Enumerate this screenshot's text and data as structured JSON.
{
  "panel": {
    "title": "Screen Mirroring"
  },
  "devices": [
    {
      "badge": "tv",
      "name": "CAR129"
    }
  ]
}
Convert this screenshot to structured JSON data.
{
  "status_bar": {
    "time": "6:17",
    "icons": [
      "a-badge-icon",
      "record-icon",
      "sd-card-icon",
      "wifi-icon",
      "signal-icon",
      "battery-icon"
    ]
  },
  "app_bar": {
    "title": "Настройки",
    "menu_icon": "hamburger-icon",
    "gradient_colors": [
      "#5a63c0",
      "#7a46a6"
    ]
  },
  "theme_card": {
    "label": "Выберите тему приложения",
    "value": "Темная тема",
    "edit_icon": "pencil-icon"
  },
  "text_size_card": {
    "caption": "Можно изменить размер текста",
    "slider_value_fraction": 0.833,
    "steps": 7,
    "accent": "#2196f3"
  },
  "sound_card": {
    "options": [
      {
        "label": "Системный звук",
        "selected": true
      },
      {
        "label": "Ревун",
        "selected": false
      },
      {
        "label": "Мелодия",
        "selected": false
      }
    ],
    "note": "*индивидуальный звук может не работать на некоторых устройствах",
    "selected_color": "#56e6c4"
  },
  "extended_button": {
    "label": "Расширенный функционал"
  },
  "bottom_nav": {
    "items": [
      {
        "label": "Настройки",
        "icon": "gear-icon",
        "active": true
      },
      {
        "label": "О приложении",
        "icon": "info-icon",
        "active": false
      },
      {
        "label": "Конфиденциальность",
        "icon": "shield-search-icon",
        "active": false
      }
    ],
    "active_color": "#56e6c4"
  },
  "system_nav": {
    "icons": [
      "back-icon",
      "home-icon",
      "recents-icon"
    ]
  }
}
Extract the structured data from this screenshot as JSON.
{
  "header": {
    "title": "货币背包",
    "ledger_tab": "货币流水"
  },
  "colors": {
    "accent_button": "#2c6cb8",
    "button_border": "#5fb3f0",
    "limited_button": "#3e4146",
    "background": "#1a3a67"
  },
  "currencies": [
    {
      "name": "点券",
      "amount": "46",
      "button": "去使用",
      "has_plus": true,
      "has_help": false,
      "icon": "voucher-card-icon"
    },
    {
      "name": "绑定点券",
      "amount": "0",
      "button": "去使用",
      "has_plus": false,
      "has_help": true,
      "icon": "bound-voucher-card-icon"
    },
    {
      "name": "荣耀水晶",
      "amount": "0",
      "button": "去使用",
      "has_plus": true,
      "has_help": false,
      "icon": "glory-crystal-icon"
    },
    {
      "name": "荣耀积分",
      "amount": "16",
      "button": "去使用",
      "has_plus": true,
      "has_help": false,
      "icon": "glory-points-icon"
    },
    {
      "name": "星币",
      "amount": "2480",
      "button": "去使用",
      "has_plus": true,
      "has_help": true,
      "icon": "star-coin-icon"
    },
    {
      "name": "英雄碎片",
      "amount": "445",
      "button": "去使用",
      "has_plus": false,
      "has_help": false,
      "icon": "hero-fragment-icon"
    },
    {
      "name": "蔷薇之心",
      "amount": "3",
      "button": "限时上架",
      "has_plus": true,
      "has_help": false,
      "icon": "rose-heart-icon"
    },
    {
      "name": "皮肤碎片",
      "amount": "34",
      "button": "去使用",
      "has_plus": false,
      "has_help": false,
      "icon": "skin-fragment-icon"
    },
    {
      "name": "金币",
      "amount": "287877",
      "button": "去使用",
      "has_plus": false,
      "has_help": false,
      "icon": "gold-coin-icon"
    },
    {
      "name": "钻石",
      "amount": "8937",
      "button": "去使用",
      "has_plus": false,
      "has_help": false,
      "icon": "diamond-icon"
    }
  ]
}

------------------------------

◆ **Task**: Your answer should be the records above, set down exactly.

◆ **Answer for this exercise**:
Enumerate this screenshot's text and data as structured JSON.
{
  "panel": {
    "title": "Screen Mirroring"
  },
  "devices": [
    {
      "badge": "tv",
      "name": "CAR129"
    }
  ]
}
Convert this screenshot to structured JSON data.
{
  "status_bar": {
    "time": "6:17",
    "icons": [
      "a-badge-icon",
      "record-icon",
      "sd-card-icon",
      "wifi-icon",
      "signal-icon",
      "battery-icon"
    ]
  },
  "app_bar": {
    "title": "Настройки",
    "menu_icon": "hamburger-icon",
    "gradient_colors": [
      "#5a63c0",
      "#7a46a6"
    ]
  },
  "theme_card": {
    "label": "Выберите тему приложения",
    "value": "Темная тема",
    "edit_icon": "pencil-icon"
  },
  "text_size_card": {
    "caption": "Можно изменить размер текста",
    "slider_value_fraction": 0.833,
    "steps": 7,
    "accent": "#2196f3"
  },
  "sound_card": {
    "options": [
      {
        "label": "Системный звук",
        "selected": true
      },
      {
        "label": "Ревун",
        "selected": false
      },
      {
        "label": "Мелодия",
        "selected": false
      }
    ],
    "note": "*индивидуальный звук может не работать на некоторых устройствах",
    "selected_color": "#56e6c4"
  },
  "extended_button": {
    "label": "Расширенный функционал"
  },
  "bottom_nav": {
    "items": [
      {
        "label": "Настройки",
        "icon": "gear-icon",
        "active": true
      },
      {
        "label": "О приложении",
        "icon": "info-icon",
        "active": false
      },
      {
        "label": "Конфиденциальность",
        "icon": "shield-search-icon",
        "active": false
      }
    ],
    "active_color": "#56e6c4"
  },
  "system_nav": {
    "icons": [
      "back-icon",
      "home-icon",
      "recents-icon"
    ]
  }
}
Extract the structured data from this screenshot as JSON.
{
  "header": {
    "title": "货币背包",
    "ledger_tab": "货币流水"
  },
  "colors": {
    "accent_button": "#2c6cb8",
    "button_border": "#5fb3f0",
    "limited_button": "#3e4146",
    "background": "#1a3a67"
  },
  "currencies": [
    {
      "name": "点券",
      "amount": "46",
      "button": "去使用",
      "has_plus": true,
      "has_help": false,
      "icon": "voucher-card-icon"
    },
    {
      "name": "绑定点券",
      "amount": "0",
      "button": "去使用",
      "has_plus": false,
      "has_help": true,
      "icon": "bound-voucher-card-icon"
    },
    {
      "name": "荣耀水晶",
      "amount": "0",
      "button": "去使用",
      "has_plus": true,
      "has_help": false,
      "icon": "glory-crystal-icon"
    },
    {
      "name": "荣耀积分",
      "amount": "16",
      "button": "去使用",
      "has_plus": true,
      "has_help": false,
      "icon": "glory-points-icon"
    },
    {
      "name": "星币",
      "amount": "2480",
      "button": "去使用",
      "has_plus": true,
      "has_help": true,
      "icon": "star-coin-icon"
    },
    {
      "name": "英雄碎片",
      "amount": "445",
      "button": "去使用",
      "has_plus": false,
      "has_help": false,
      "icon": "hero-fragment-icon"
    },
    {
      "name": "蔷薇之心",
      "amount": "3",
      "button": "限时上架",
      "has_plus": true,
      "has_help": false,
      "icon": "rose-heart-icon"
    },
    {
      "name": "皮肤碎片",
      "amount": "34",
      "button": "去使用",
      "has_plus": false,
      "has_help": false,
      "icon": "skin-fragment-icon"
    },
    {
      "name": "金币",
      "amount": "287877",
      "button": "去使用",
      "has_plus": false,
      "has_help": false,
      "icon": "gold-coin-icon"
    },
    {
      "name": "钻石",
      "amount": "8937",
      "button": "去使用",
      "has_plus": false,
      "has_help": false,
      "icon": "diamond-icon"
    }
  ]
}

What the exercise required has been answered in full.